Today’s episode is a companion to yesterday’s show. If you haven’t already listened to yesterday’s podcast, I suggest you listen to that one first. Today’s show will make so much more sense if you do. 

On yesterday’s show we talked about the promise of 5G wireless technology and the fact that having good internet access is a component that affects property value.

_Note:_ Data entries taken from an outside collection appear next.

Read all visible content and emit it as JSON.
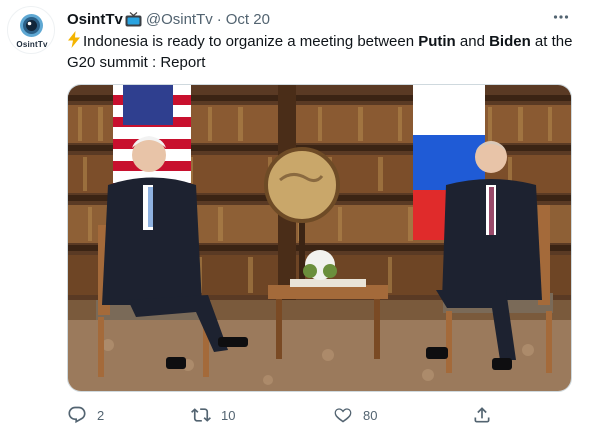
{
  "tweet": {
    "avatar_text": "OsintTv",
    "display_name": "OsintTv",
    "display_name_emoji": "tv-icon",
    "handle": "@OsintTv",
    "separator": "·",
    "timestamp": "Oct 20",
    "text": {
      "prefix": "Indonesia is ready to organize a meeting between ",
      "name1": "Putin",
      "middle": " and ",
      "name2": "Biden",
      "suffix": " at the G20 summit : Report"
    },
    "media_description_icon": "photo",
    "actions": {
      "reply_count": "2",
      "retweet_count": "10",
      "like_count": "80"
    }
  },
  "colors": {
    "text_primary": "#0f1419",
    "text_secondary": "#536471",
    "lightning": "#f4b400"
  }
}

But in order to achieve the advertised performance you need to be much closer to the cell tower than in previous generations. 

The number of cell towers is expected to more than double from the 323,000 in 2017 to over 750,000. Not only that, a 5G base station uses so much bandwidth that the network infrastructure to power it must be upgraded to optical fibre. 

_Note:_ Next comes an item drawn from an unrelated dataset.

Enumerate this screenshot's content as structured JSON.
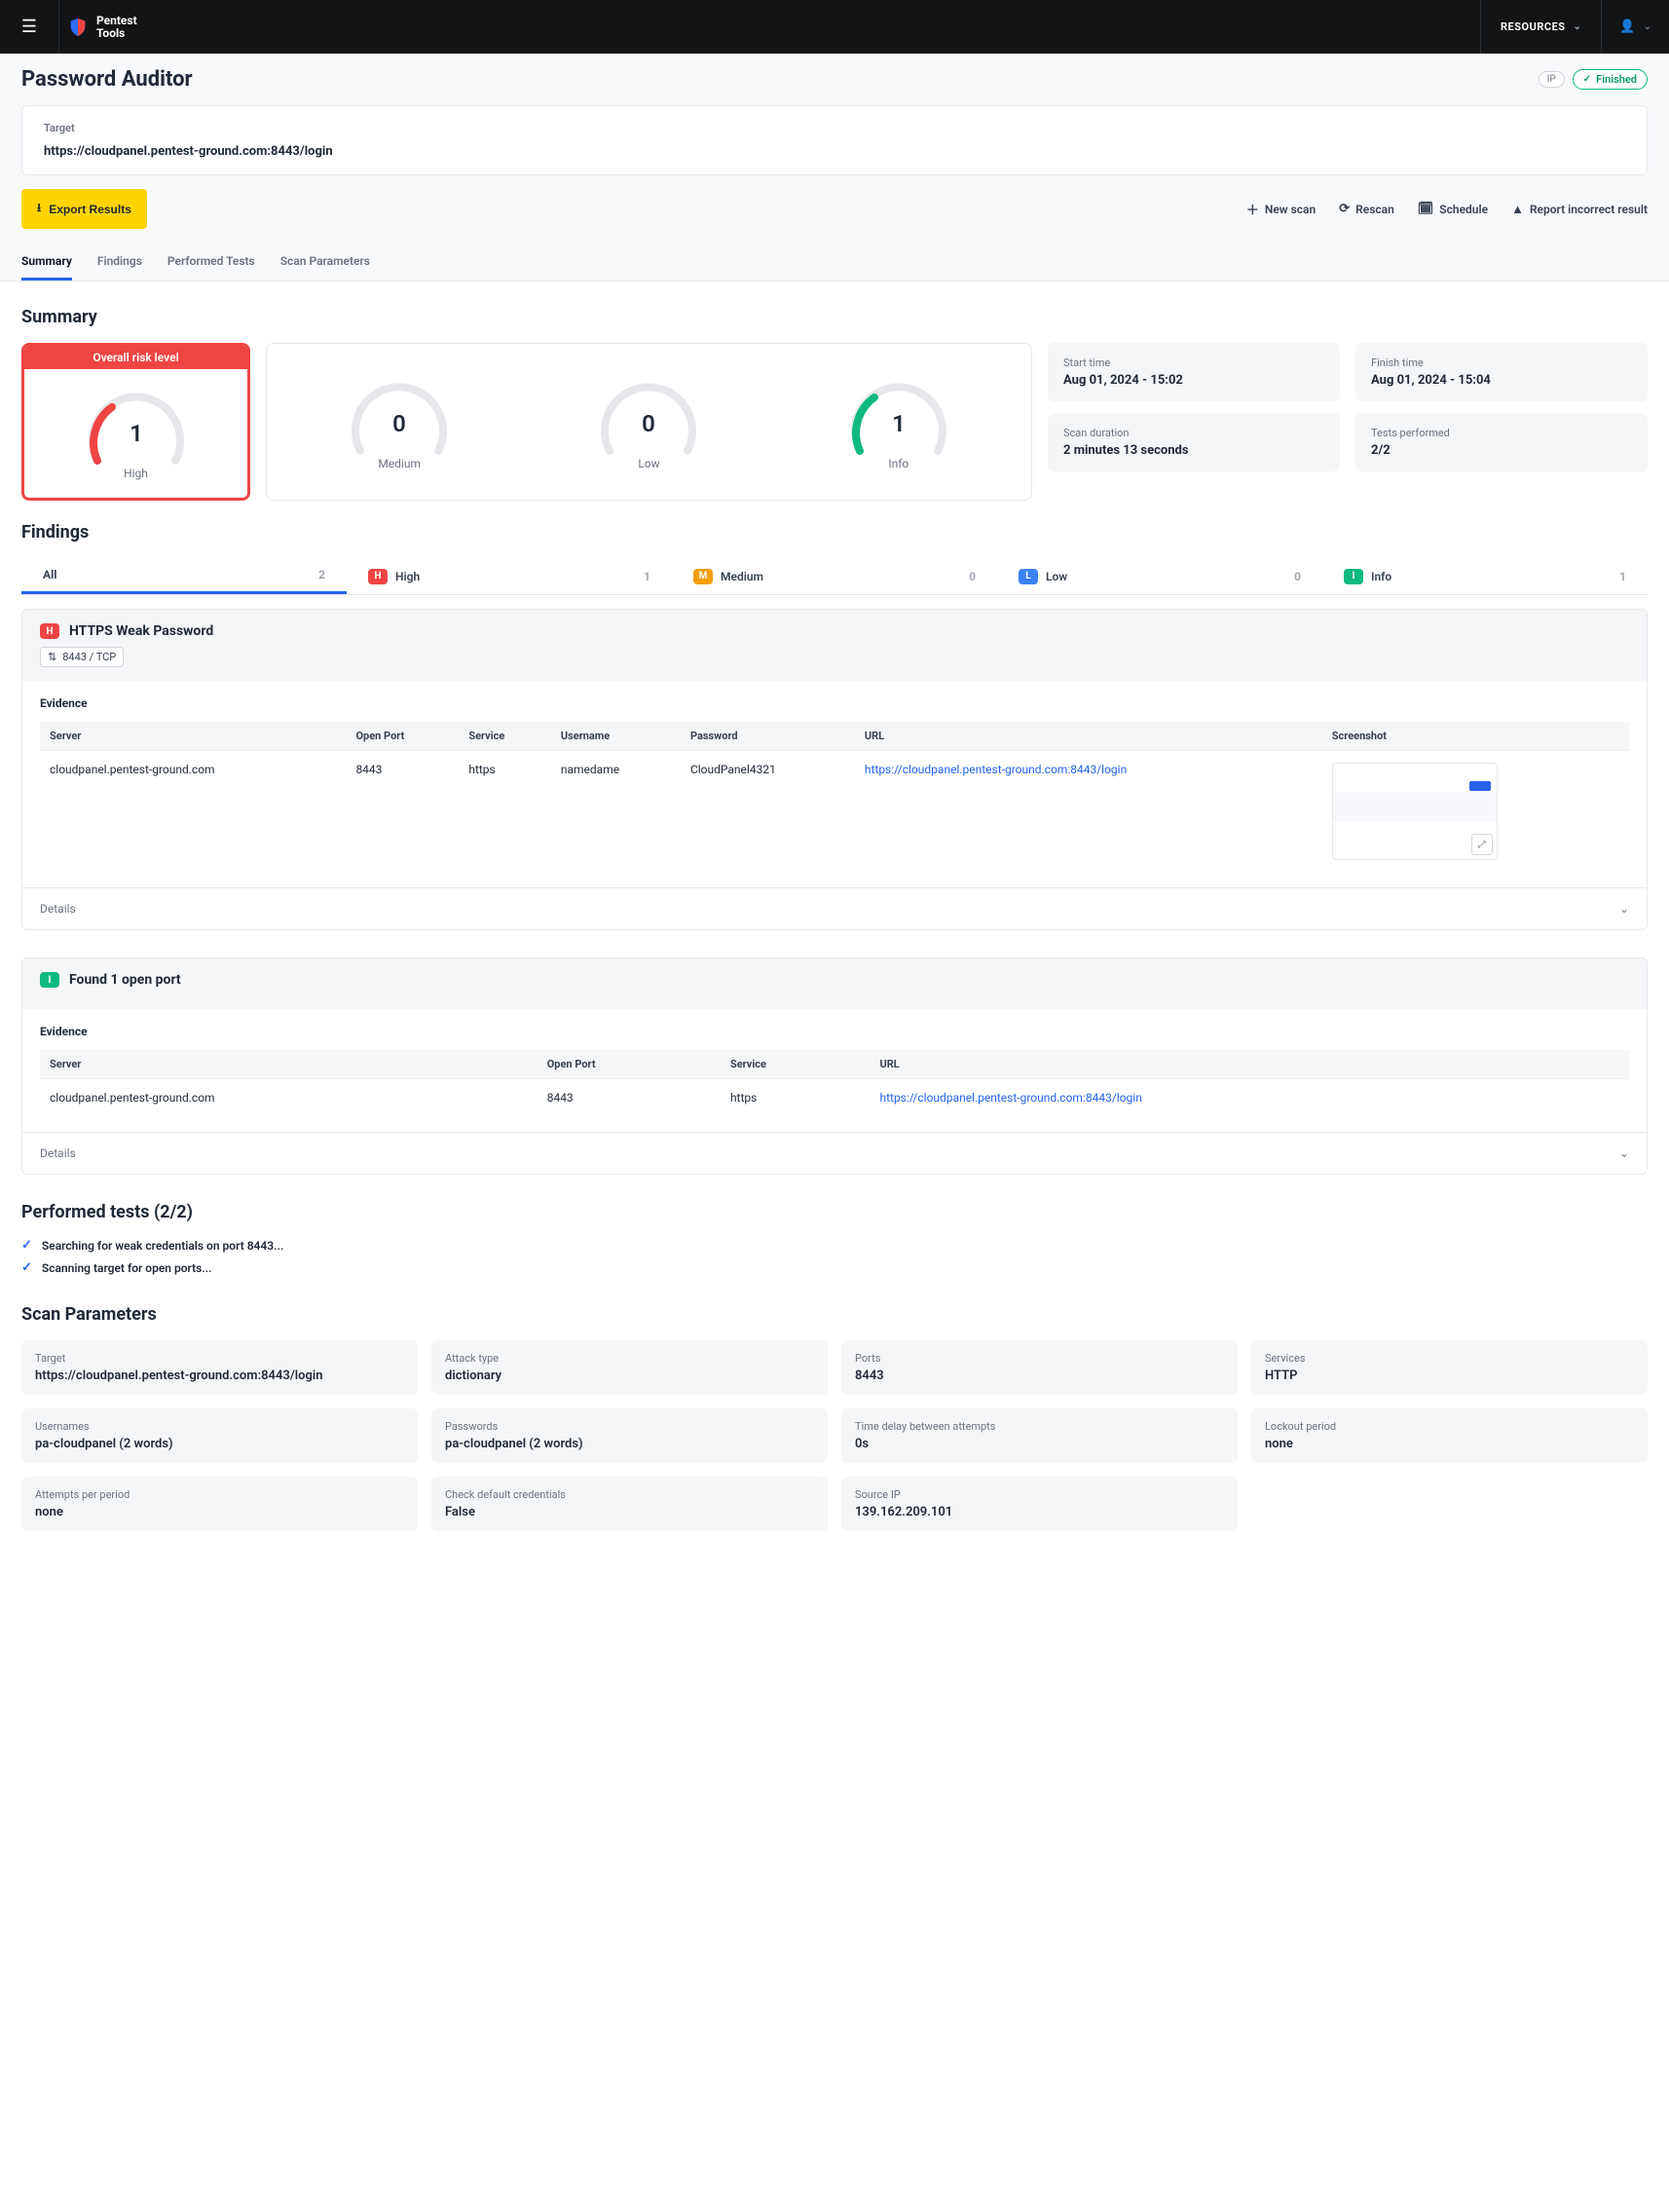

So the real cost of deployment for 5G is far greater than for any previous wireless generation. 

If you are adding nearly 400,000 cell sites across the nation, and you need to get optical fibre to the cell site, then multiple utilities will need to negotiate easements to bury conduit and optical fibre on potentially millions of properties. 

So let’s dig into the implications of an easement. An easement gives the right to the holder of the easement to access the property within the boundaries of the easement for the purpose of maintaining or upgrading their services. 

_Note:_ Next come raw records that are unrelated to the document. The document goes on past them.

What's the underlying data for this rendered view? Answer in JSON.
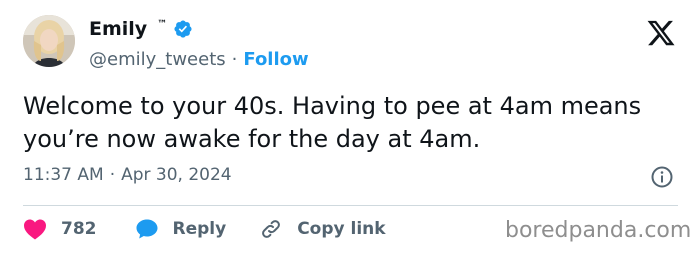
{
  "author": {
    "name": "Emily",
    "tm": "™",
    "handle": "@emily_tweets",
    "separator": "·",
    "follow_label": "Follow",
    "verified_color": "#1d9bf0"
  },
  "tweet": {
    "text": "Welcome to your 40s. Having to pee at 4am means you’re now awake for the day at 4am.",
    "time": "11:37 AM",
    "meta_separator": "·",
    "date": "Apr 30, 2024"
  },
  "actions": {
    "like_count": "782",
    "reply_label": "Reply",
    "copy_label": "Copy link"
  },
  "icons": {
    "close": "x-logo-icon",
    "info": "info-icon",
    "like": "heart-icon",
    "reply": "speech-bubble-icon",
    "copy": "link-icon"
  },
  "colors": {
    "like": "#f91880",
    "reply": "#1d9bf0",
    "follow": "#1d9bf0",
    "muted": "#536471"
  },
  "watermark": "boredpanda.com"
}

These rights are often located along the edge of a property where they do no harm. For example, most zoning codes do not permit building structures right up to the property line. Easements are usually located in the setback where you can’t build anything anyway. 

But easements can also cloud title and negatively affect the value of a property. 

If a cell site is needed every 800-1000 feet in order to achieve the benchmark 5G performance, there is hardly a property in the country that won’t be affected in some way. 

Now let’s be clear, many properties today carry utility easements. This isn’t a new concept by any means. 

The cellular towers themselves are actually easements where the cellular carrier pays a monthly rent to land owner for the right to use the easement. 

There is no doubt that the economic model for 5G cell towers will have to change compared with previous generations. Cell carriers cannot afford to pay as much as they have in the past for a cell tower. 

Cellular towers are income properties that essentially trade in the cell tower market. Once a tower has been installed, it’s common to have several carriers share the same tower infrastructure. They would each pay rent to the property owner independently. 

Cellular towers generally are valued at a 7% cap rate. 

You can sell that easement on the open market and truly collect a check. That’s the upside. But there is a downside too. An easement on your property could ultimately negatively affect the marketability of your property. Before accepting an easement on your property, get a legal opinion from a competent land attorney.